Venezuela is among the top five suppliers, along with Canada and Mexico, of crude oil to the United States, which swallows a quarter of what the world consumes.

Tight supply and growing demand drove world oil prices to a life peak of $100.09 a barrel earlier this month.

“One day oil is going to run out,” Chavez said. “That’s why we do not only warn when oil prices are being talked about, we say ‘you have to deal with the issue of consumption’.”

Chavez, known as an oil price hawk, said he, Mexican President Felipe Calderon and Brazil’s Luiz Inacio Lula da Silva discussed ways of joining forces in exploration when they met on Monday at Colom’s swearing-in ceremony in Guatemala.

“We were talking ... looking for a way to become partners, to form an alliance between the state companies Pemex, Petrobras and PDVSA to create new ways of cooperating to increase reserves,” Chavez said.

While all three companies are state controlled, only Mexico's Pemex and Venezuela's PDVSA are monopolies and 100 percent in government hands. The partial privatization of Brazil's Petrobras PETR4.SAPBR.N helped it spruce up operations and become a world leader in deepwater production.

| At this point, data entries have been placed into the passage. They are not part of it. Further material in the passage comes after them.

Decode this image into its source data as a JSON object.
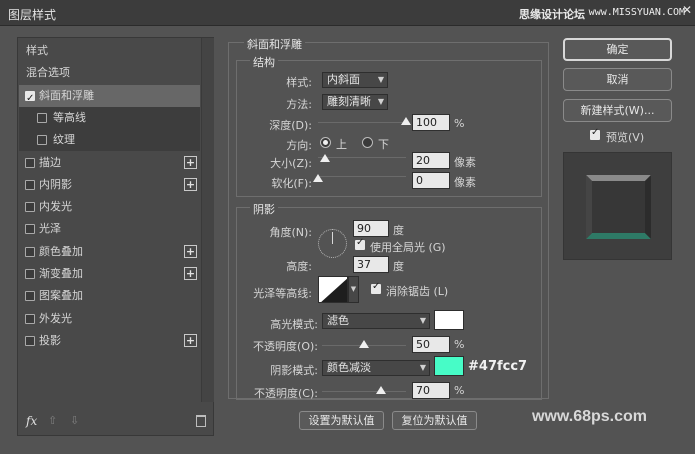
{
  "window": {
    "title": "图层样式",
    "watermark": "思缘设计论坛",
    "watermark_url": "www.MISSYUAN.COM",
    "close_glyph": "✕"
  },
  "sidebar": {
    "items": [
      {
        "label": "样式",
        "checkbox": false,
        "checked": false,
        "plus": false
      },
      {
        "label": "混合选项",
        "checkbox": false,
        "checked": false,
        "plus": false
      },
      {
        "label": "斜面和浮雕",
        "checkbox": true,
        "checked": true,
        "plus": false,
        "selected": true
      },
      {
        "label": "等高线",
        "checkbox": true,
        "checked": false,
        "plus": false,
        "sub": true
      },
      {
        "label": "纹理",
        "checkbox": true,
        "checked": false,
        "plus": false,
        "sub": true
      },
      {
        "label": "描边",
        "checkbox": true,
        "checked": false,
        "plus": true
      },
      {
        "label": "内阴影",
        "checkbox": true,
        "checked": false,
        "plus": true
      },
      {
        "label": "内发光",
        "checkbox": true,
        "checked": false,
        "plus": false
      },
      {
        "label": "光泽",
        "checkbox": true,
        "checked": false,
        "plus": false
      },
      {
        "label": "颜色叠加",
        "checkbox": true,
        "checked": false,
        "plus": true
      },
      {
        "label": "渐变叠加",
        "checkbox": true,
        "checked": false,
        "plus": true
      },
      {
        "label": "图案叠加",
        "checkbox": true,
        "checked": false,
        "plus": false
      },
      {
        "label": "外发光",
        "checkbox": true,
        "checked": false,
        "plus": false
      },
      {
        "label": "投影",
        "checkbox": true,
        "checked": false,
        "plus": true
      }
    ],
    "fx_label": "fx"
  },
  "bevel": {
    "section_title": "斜面和浮雕",
    "structure_title": "结构",
    "style_label": "样式:",
    "style_value": "内斜面",
    "technique_label": "方法:",
    "technique_value": "雕刻清晰",
    "depth_label": "深度(D):",
    "depth_value": "100",
    "depth_unit": "%",
    "depth_pos": 1.0,
    "direction_label": "方向:",
    "dir_up": "上",
    "dir_down": "下",
    "size_label": "大小(Z):",
    "size_value": "20",
    "size_unit": "像素",
    "size_pos": 0.08,
    "soften_label": "软化(F):",
    "soften_value": "0",
    "soften_unit": "像素",
    "soften_pos": 0.0
  },
  "shading": {
    "title": "阴影",
    "angle_label": "角度(N):",
    "angle_value": "90",
    "angle_unit": "度",
    "global_light_label": "使用全局光 (G)",
    "altitude_label": "高度:",
    "altitude_value": "37",
    "altitude_unit": "度",
    "gloss_label": "光泽等高线:",
    "antialias_label": "消除锯齿 (L)",
    "highlight_mode_label": "高光模式:",
    "highlight_mode_value": "滤色",
    "highlight_color": "#ffffff",
    "highlight_opacity_label": "不透明度(O):",
    "highlight_opacity_value": "50",
    "highlight_opacity_unit": "%",
    "highlight_opacity_pos": 0.5,
    "shadow_mode_label": "阴影模式:",
    "shadow_mode_value": "颜色减淡",
    "shadow_color": "#47fcc7",
    "shadow_color_text": "#47fcc7",
    "shadow_opacity_label": "不透明度(C):",
    "shadow_opacity_value": "70",
    "shadow_opacity_unit": "%",
    "shadow_opacity_pos": 0.7
  },
  "buttons": {
    "ok": "确定",
    "cancel": "取消",
    "new_style": "新建样式(W)...",
    "preview_label": "预览(V)",
    "make_default": "设置为默认值",
    "reset_default": "复位为默认值"
  },
  "footer_watermark": "www.68ps.com"
}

Pemex is alone in being barred from forming joint ventures or partnerships with private or foreign companies in exploring or drilling for oil and natural gas, although lawmakers are currently discussing a possible loosening of the law. (Reporting by Gustavo Palencia; Writing by Catherine Bremer; Editing by Christian Wiessner)